By Randy Hain

I am often asked questions by my professional and personal networks on career, life and leadership topics. I have noticed patterns of intensity over the years regarding certain questions and I will be sharing my answers to these questions in the form of short blog posts over the next several weeks in an effort to help others who may be dealing with the same issues. I don’t pretend to have all the answers, but I promise to share with humility and candor the approaches I recommend, drawn from my observations and personal work/life experiences over the years.

I recently received a question from a longtime friend that is similar to other questions I have been fielding for years about dealing with self-worth and identity issues after losing a job. My friend was part of a significant re-organization at his company several months ago and his senior leadership role was eliminated. He had been very successful in the position over the years and devoted himself to the company and his team. He is an exceptional husband and dad with a heart for serving the community. After leaving his job, he made the most of this period to invest heavily in quality time with his family, wrote most of his first book and stayed engaged with meaningful consulting work while seeking his next full-time role. He and his wife even bought a small franchise business as an investment. Six months later, he is still looking for a new job and reached out to me recently seeking guidance on how to deal with what he called a lingering crisis of identity about not being a senior executive leading a large team and all that comes with that responsibility.

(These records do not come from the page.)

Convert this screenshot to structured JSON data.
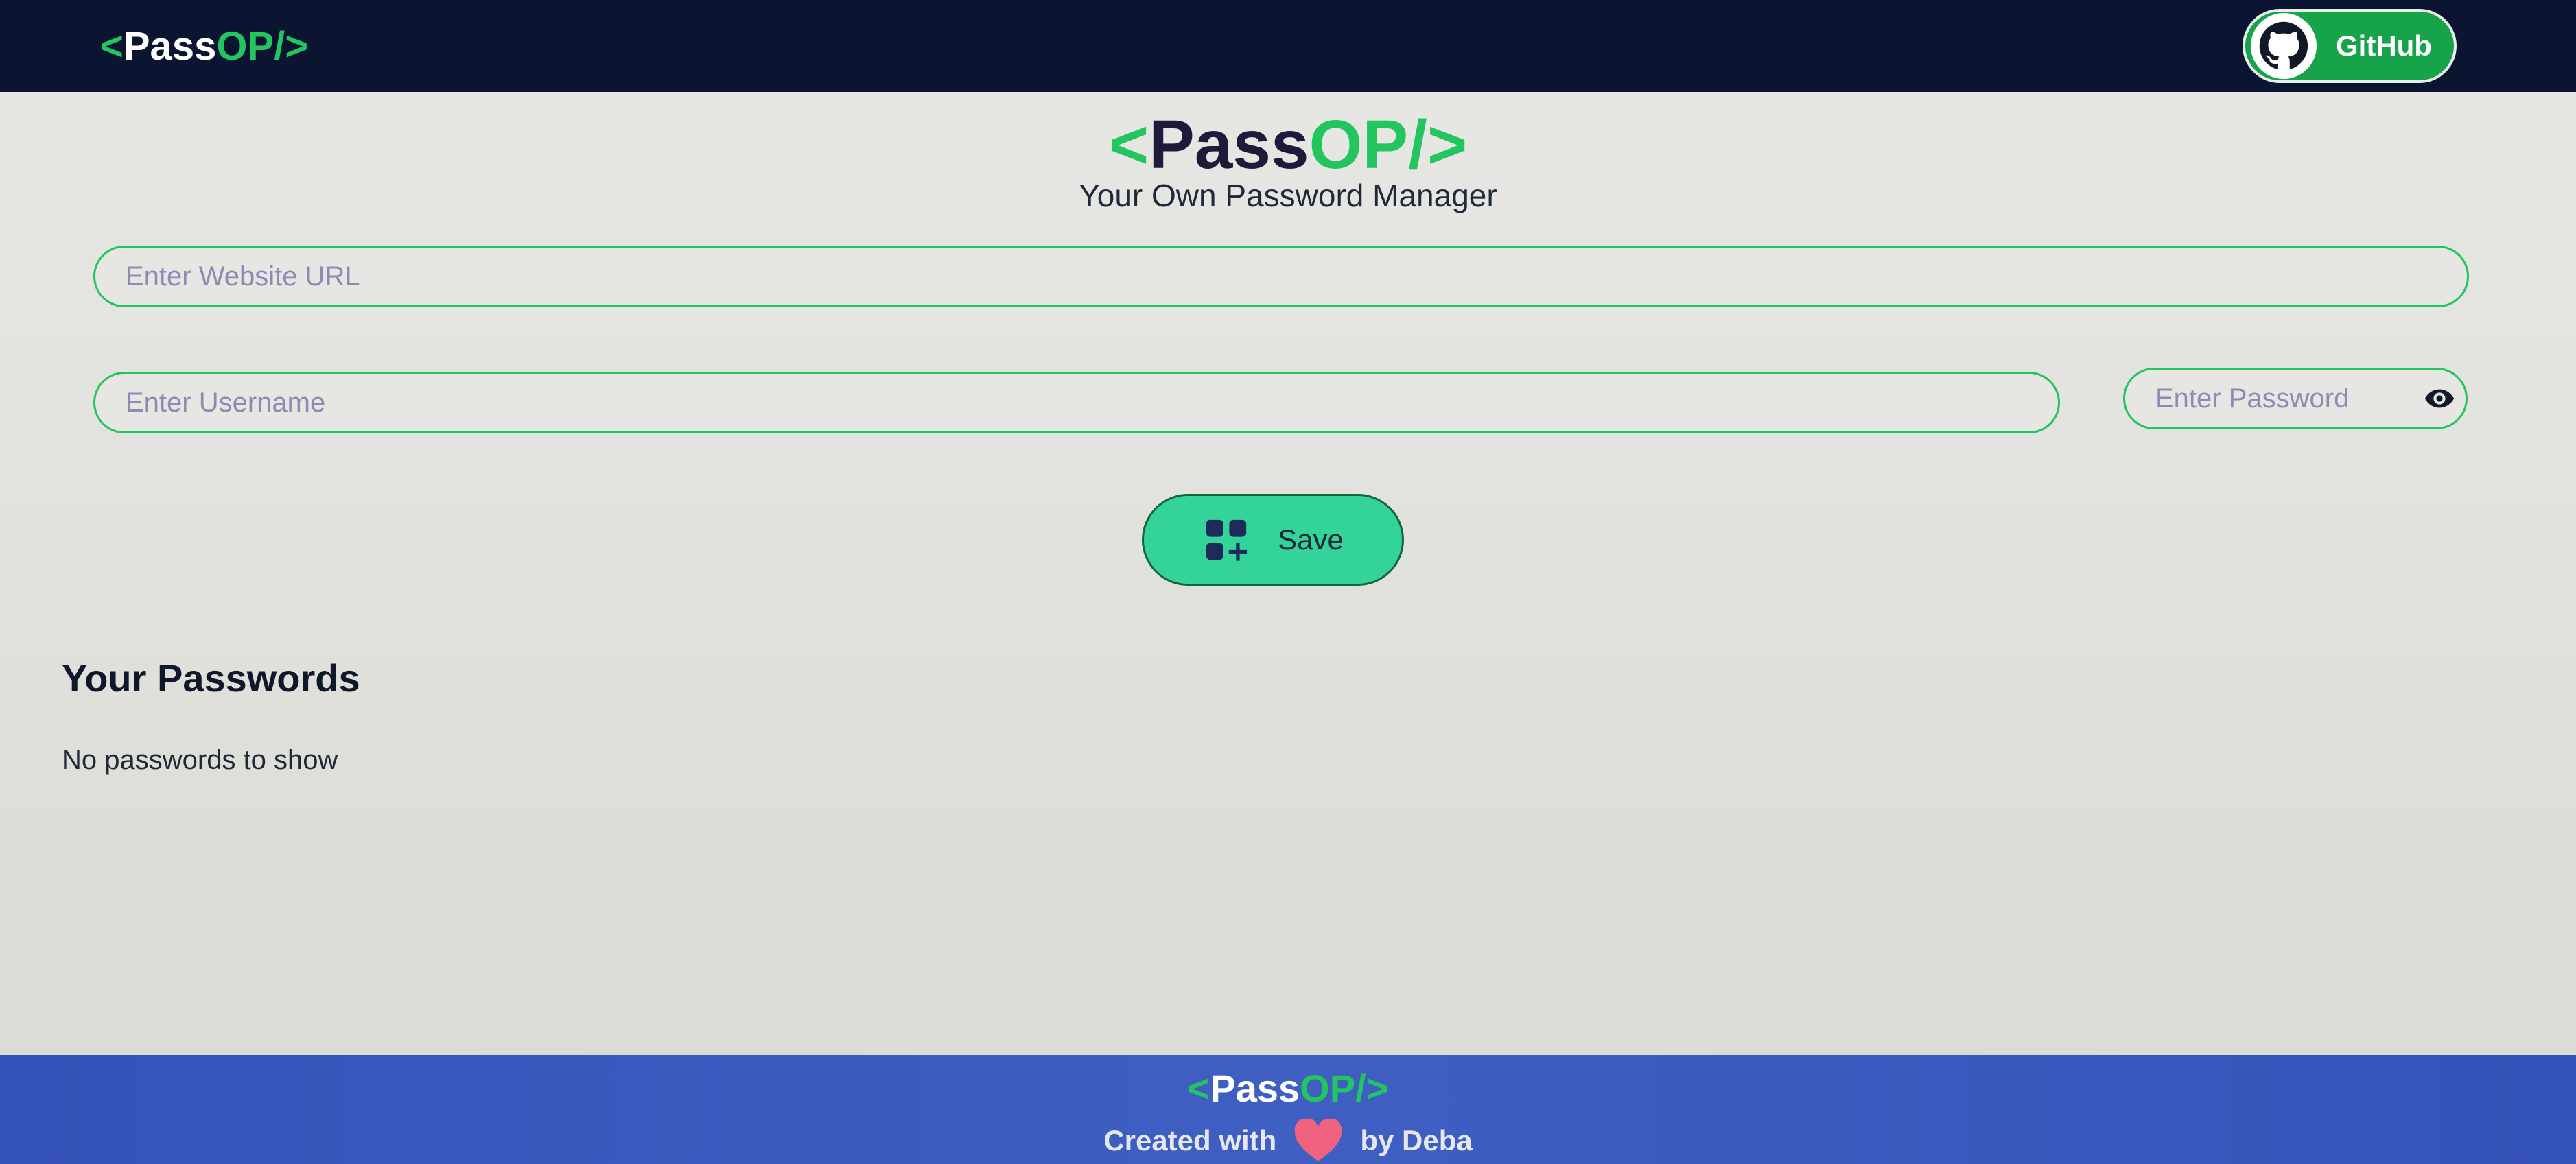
{
  "navbar": {
    "logo": {
      "open": "<",
      "pass": "Pass",
      "op": "OP/",
      "close": ">"
    },
    "github_label": "GitHub"
  },
  "header": {
    "logo": {
      "open": "<",
      "pass": "Pass",
      "op": "OP/",
      "close": ">"
    },
    "tagline": "Your Own Password Manager"
  },
  "form": {
    "url_placeholder": "Enter Website URL",
    "username_placeholder": "Enter Username",
    "password_placeholder": "Enter Password",
    "save_label": "Save"
  },
  "passwords": {
    "title": "Your Passwords",
    "empty_message": "No passwords to show"
  },
  "footer": {
    "logo": {
      "open": "<",
      "pass": "Pass",
      "op": "OP/",
      "close": ">"
    },
    "created_with": "Created with",
    "by": "by Deba"
  },
  "icons": {
    "github": "github-icon",
    "eye": "eye-icon",
    "save": "add-grid-icon",
    "heart": "heart-icon"
  },
  "colors": {
    "navbar": "#0b1430",
    "accent_green": "#22c55e",
    "save_button": "#34d399",
    "footer": "#3f5fc2"
  }
}
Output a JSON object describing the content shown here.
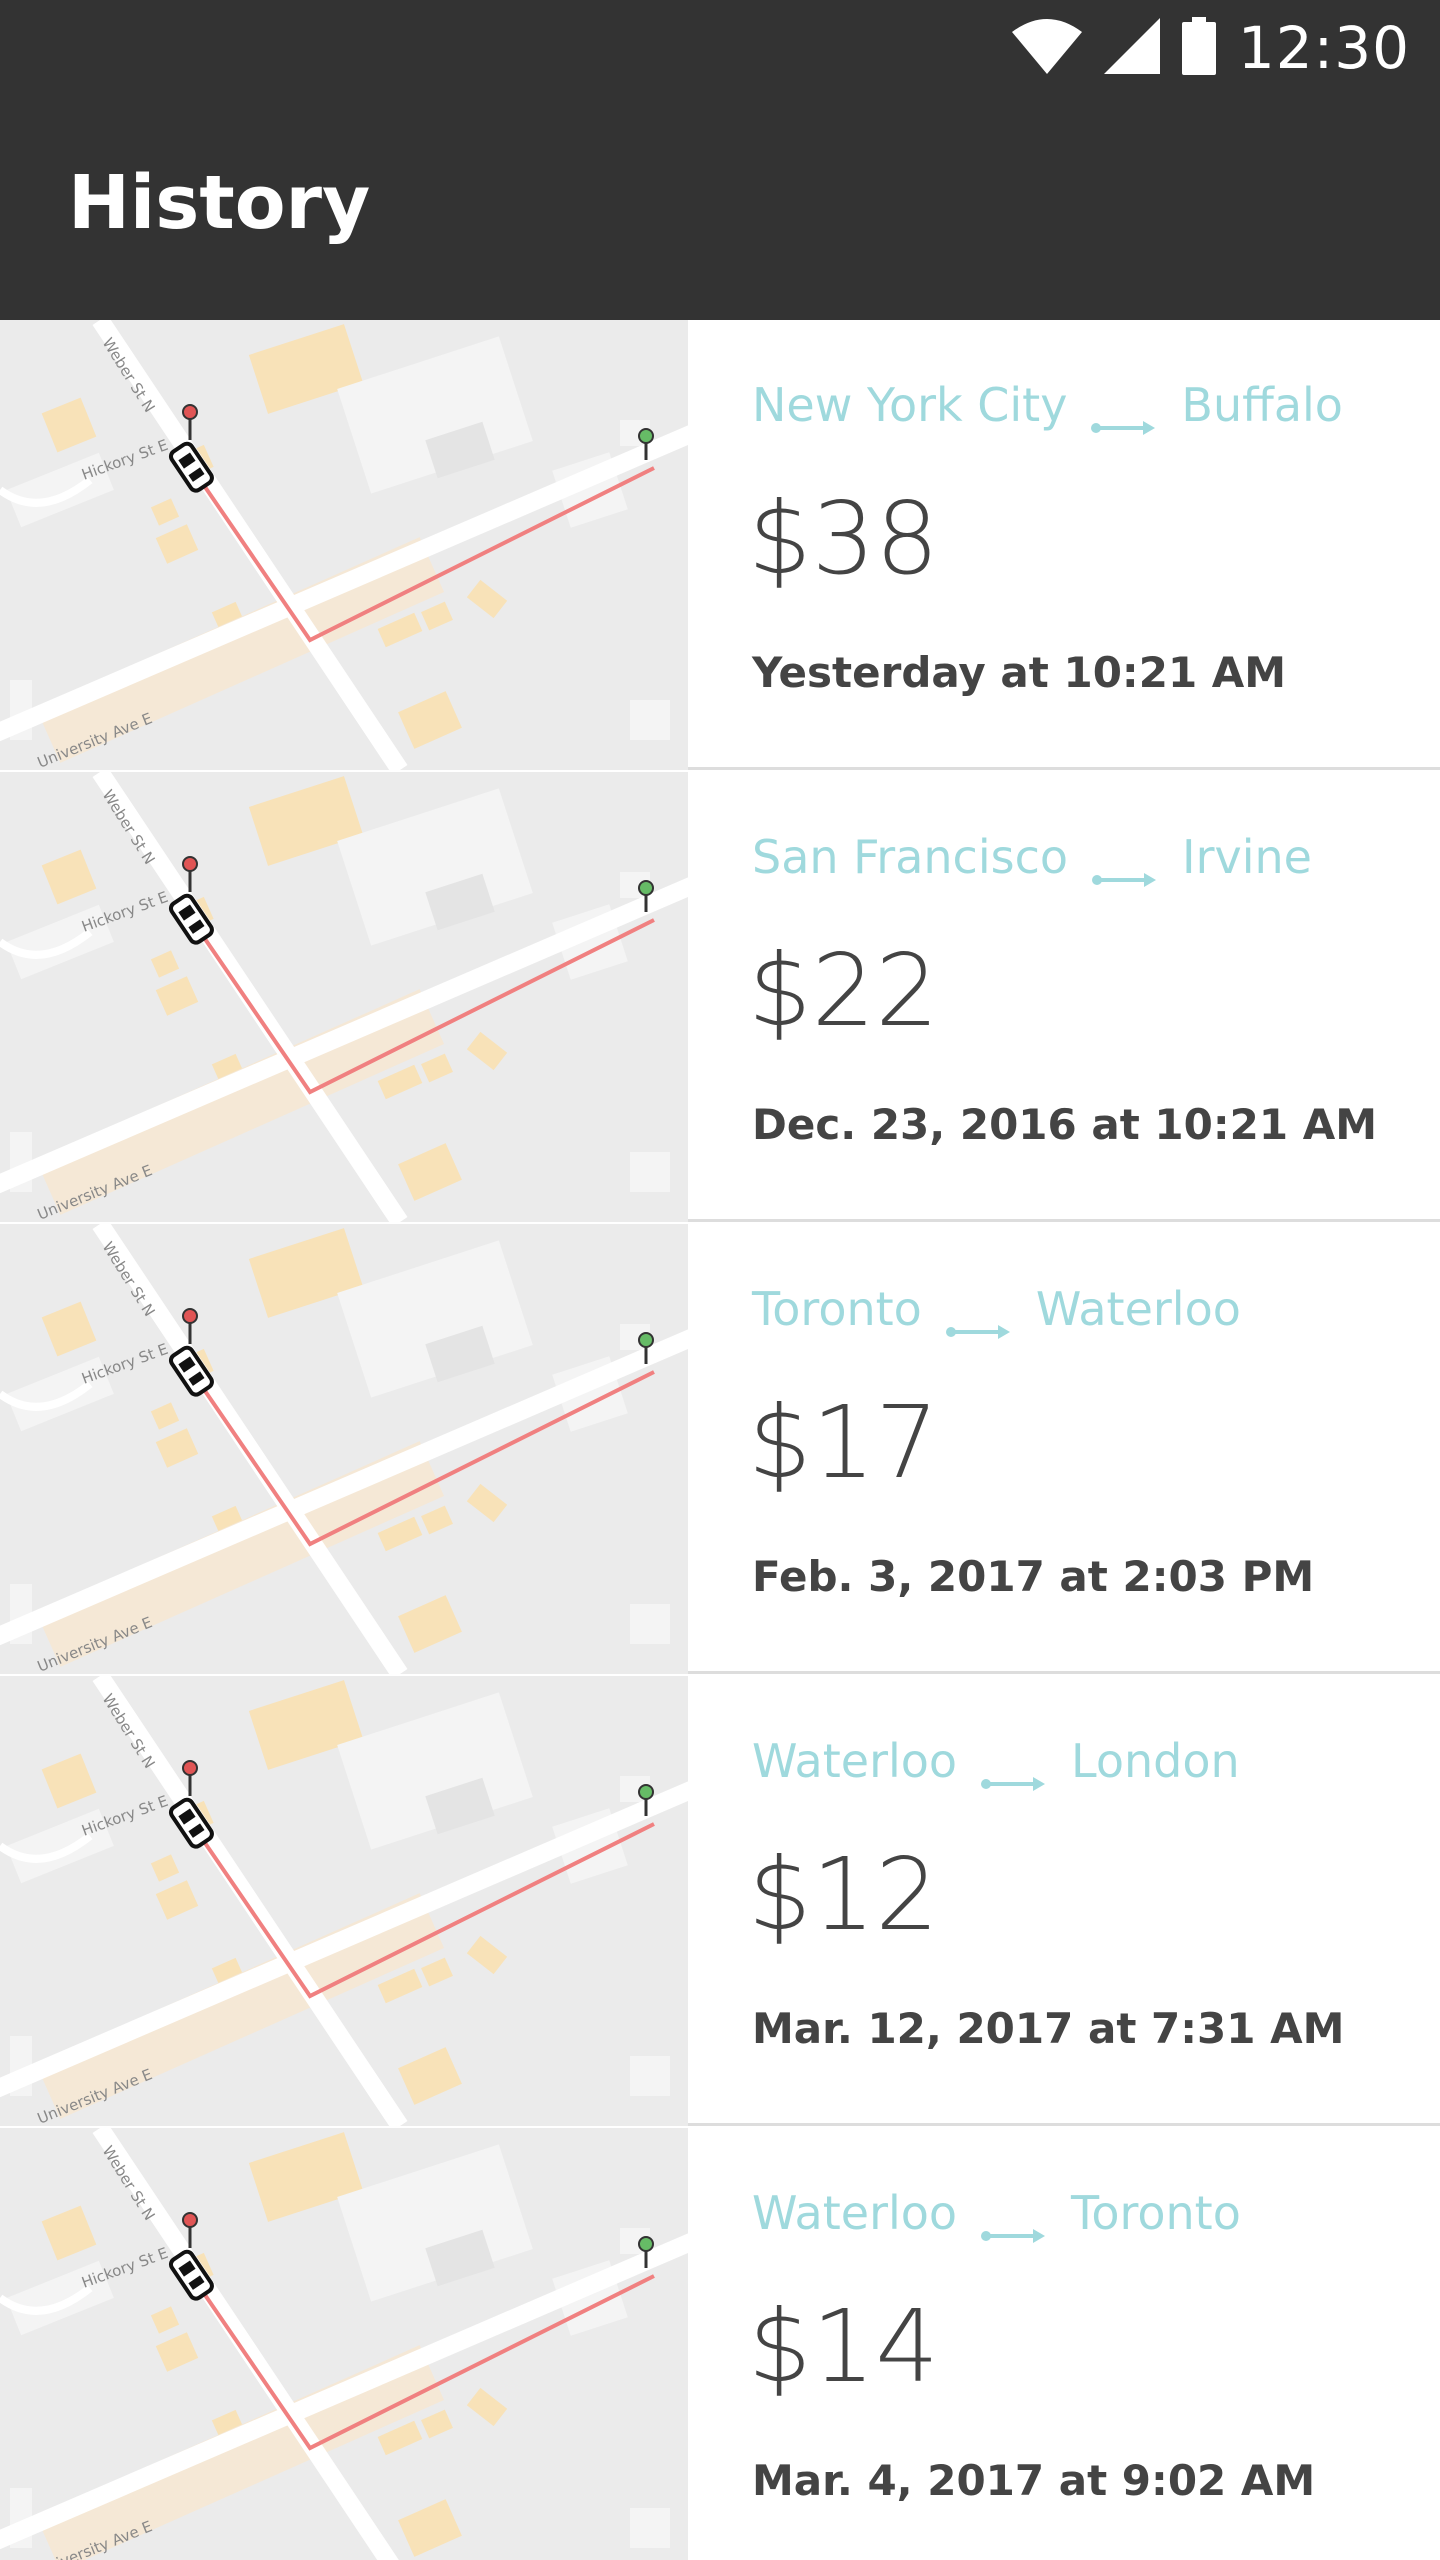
{
  "status_bar": {
    "time": "12:30",
    "icons": [
      "wifi-icon",
      "cellular-signal-icon",
      "battery-icon"
    ],
    "background": "#333333"
  },
  "app_bar": {
    "title": "History",
    "background": "#333333"
  },
  "colors": {
    "route_text": "#9fd9dd",
    "primary_text": "#444444",
    "route_line": "#f08080",
    "map_background": "#ebebeb"
  },
  "map": {
    "street_labels": [
      "Weber St N",
      "Hickory St E",
      "University Ave E"
    ]
  },
  "trips": [
    {
      "from": "New York City",
      "to": "Buffalo",
      "fare": "$38",
      "time": "Yesterday at 10:21 AM"
    },
    {
      "from": "San Francisco",
      "to": "Irvine",
      "fare": "$22",
      "time": "Dec. 23, 2016 at 10:21 AM"
    },
    {
      "from": "Toronto",
      "to": "Waterloo",
      "fare": "$17",
      "time": "Feb. 3, 2017 at 2:03 PM"
    },
    {
      "from": "Waterloo",
      "to": "London",
      "fare": "$12",
      "time": "Mar. 12, 2017 at 7:31 AM"
    },
    {
      "from": "Waterloo",
      "to": "Toronto",
      "fare": "$14",
      "time": "Mar. 4, 2017 at 9:02 AM"
    }
  ]
}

With his enthusiastic permission, I am sharing my response below…


What you are facing is a very common challenge for a number of senior business leaders I know. When we are fortunate to enjoy success in our careers and hopefully do work we enjoy, losing our job can make us feel uncomfortable, unfulfilled or worse.  For many leaders, it can come down to understandable worry about finding a new job to support the family and maintain a lifestyle to which we have become accustomed. As you said in your situation, it can also often create a crisis of identity.

What you may be experiencing is an awareness that you had a lot of your self-worth and personal validation wrapped up in this last job. This is not unusual! You had a big role, built a great team and enjoyed a lot of success. Losing that job has possibly created some doubts about who you are and your path forward.  My encouragement to you is to recognize and connect more strongly than ever to your true priorities in life. Knowing you, they are likely God, family, health, relationships and work in that order (or something similar). Over the last six months, you have been steadfast in your faith, given a ton of quality time to your loved ones, have written (most of) an exciting new book that will change lives, engaged with a number of interesting people and purchased a new business.  All of these amazing faith, time, creative and financial investments are seeds you are planting to build a bridge to a brighter future that will more than replace what you are missing from your old role.

My humble advice to you:

Be patient. You will eventually feel less anxious about leaving your old role as you see new opportunities open up for you. It takes time to find a new opportunity, sometimes as long as a year, and you are doing the right things that will help you identify and land a new position.

Trust in God’s plan for your life. Consider St. Thomas More’s famous quote: “Nothing can come but what God wills. And I am very sure that whatever that be, however, bad it may seem, it shall indeed be the best.” Remember to be grateful for your challenges, not just your blessings.

What will be inscribed on your gravestone? Do you want to be remembered as a senior executive OR a great husband, father, man of faith, community servant and someone who positively impacted the lives of everyone he met? We should never want our gravestone to read “He Had A Great Career”. Let this idea re-connect you to a deeper understanding of where your identity, value and self-worth truly reside.

Recognize all of this as a gift and be grateful. The last several months have been a gift to re-calibrate your life, strengthen your already impressive personal foundation and prepare for the next opportunity. Be grateful for this time and reflect on the lessons you have learned in the years ahead.

Lean on friends. You have friends and relationships all over the country. Don’t be afraid to ask them for assistance with your search, just as you always help and serve them. Don’t let pride get in the way of activating a network of people who care for you and will do anything to help.

Design your ideal personal life before your career life and make sure the next role you choose conforms around the other more important priorities I shared earlier. Doing this will make you a better person, a better leader and even more successful at work. You are good at this now, but be even more intentional with your next job.

The bottom line is you are so much more than your old job. With God’s help, you have a built a values-based life filled with countless blessings. Every day that passes puts more distance between you and your old role. Savor this time, remember your identity and self-worth is not defined by the work you do and keep in mind that we should always be working to live and not living to work.